Work instruction |
If a line below contains "Wang", add it to your tally, then answer with the tally alone.

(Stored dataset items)
◆ ◆ ◆

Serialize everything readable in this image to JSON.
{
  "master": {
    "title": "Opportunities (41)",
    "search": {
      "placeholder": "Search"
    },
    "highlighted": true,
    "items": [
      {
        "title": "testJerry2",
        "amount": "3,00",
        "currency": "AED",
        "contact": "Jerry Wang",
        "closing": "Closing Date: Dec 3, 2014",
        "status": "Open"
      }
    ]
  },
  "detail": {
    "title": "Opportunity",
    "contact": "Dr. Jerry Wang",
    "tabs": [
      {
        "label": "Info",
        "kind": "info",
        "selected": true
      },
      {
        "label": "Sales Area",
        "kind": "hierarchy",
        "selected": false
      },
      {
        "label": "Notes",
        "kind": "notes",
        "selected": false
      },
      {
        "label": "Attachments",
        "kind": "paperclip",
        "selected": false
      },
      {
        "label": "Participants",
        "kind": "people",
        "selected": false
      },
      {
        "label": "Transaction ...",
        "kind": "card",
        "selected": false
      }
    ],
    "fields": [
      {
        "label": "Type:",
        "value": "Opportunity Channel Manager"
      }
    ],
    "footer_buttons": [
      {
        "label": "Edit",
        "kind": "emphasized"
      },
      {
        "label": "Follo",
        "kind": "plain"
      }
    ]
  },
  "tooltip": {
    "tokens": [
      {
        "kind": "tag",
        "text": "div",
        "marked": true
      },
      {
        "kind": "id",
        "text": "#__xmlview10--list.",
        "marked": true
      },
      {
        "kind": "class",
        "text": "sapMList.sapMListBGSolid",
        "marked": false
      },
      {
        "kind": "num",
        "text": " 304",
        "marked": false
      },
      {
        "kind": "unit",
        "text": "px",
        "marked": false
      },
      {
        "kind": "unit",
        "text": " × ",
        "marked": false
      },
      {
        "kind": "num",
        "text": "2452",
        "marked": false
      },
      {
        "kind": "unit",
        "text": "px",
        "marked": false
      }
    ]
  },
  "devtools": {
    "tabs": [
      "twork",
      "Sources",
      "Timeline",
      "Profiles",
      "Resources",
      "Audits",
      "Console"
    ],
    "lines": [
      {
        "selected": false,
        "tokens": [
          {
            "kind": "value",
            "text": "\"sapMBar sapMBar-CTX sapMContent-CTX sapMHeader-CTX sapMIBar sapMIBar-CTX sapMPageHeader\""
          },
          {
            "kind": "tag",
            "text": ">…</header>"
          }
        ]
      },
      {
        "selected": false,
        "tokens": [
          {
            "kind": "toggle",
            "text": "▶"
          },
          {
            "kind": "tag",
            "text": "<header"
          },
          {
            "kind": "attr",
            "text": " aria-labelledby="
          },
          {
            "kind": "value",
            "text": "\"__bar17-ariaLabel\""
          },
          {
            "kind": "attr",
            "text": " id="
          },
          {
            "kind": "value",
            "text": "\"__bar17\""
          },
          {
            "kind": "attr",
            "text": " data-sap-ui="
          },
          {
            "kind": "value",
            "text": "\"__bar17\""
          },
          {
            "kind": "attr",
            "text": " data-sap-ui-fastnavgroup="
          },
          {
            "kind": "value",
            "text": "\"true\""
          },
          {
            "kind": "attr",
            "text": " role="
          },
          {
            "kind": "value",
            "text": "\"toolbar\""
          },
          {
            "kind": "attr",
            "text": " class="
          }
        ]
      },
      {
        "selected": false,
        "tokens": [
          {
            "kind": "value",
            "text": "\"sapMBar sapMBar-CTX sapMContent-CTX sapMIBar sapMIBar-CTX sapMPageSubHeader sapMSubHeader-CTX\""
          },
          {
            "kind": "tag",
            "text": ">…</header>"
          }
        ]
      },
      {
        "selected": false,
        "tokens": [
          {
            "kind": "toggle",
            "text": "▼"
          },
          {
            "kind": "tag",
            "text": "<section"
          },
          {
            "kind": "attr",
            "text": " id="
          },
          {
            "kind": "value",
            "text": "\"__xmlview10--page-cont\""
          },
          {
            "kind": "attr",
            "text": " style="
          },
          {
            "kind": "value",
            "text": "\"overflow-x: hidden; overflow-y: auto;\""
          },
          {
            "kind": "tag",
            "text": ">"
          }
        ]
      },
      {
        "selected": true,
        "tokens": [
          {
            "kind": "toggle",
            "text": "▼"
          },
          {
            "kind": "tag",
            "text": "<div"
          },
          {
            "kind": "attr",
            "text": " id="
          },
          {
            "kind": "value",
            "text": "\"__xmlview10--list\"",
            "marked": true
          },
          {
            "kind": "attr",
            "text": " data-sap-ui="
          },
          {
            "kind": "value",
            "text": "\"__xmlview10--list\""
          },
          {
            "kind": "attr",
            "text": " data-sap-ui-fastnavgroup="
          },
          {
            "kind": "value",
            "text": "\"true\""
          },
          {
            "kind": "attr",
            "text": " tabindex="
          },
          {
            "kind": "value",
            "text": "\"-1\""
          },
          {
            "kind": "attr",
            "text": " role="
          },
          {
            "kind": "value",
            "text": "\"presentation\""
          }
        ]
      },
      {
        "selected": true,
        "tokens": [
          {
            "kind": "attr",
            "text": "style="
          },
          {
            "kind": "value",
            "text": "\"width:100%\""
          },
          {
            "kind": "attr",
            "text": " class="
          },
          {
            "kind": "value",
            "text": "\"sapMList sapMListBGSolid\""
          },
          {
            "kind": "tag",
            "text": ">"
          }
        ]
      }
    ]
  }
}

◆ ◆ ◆

Your response |
2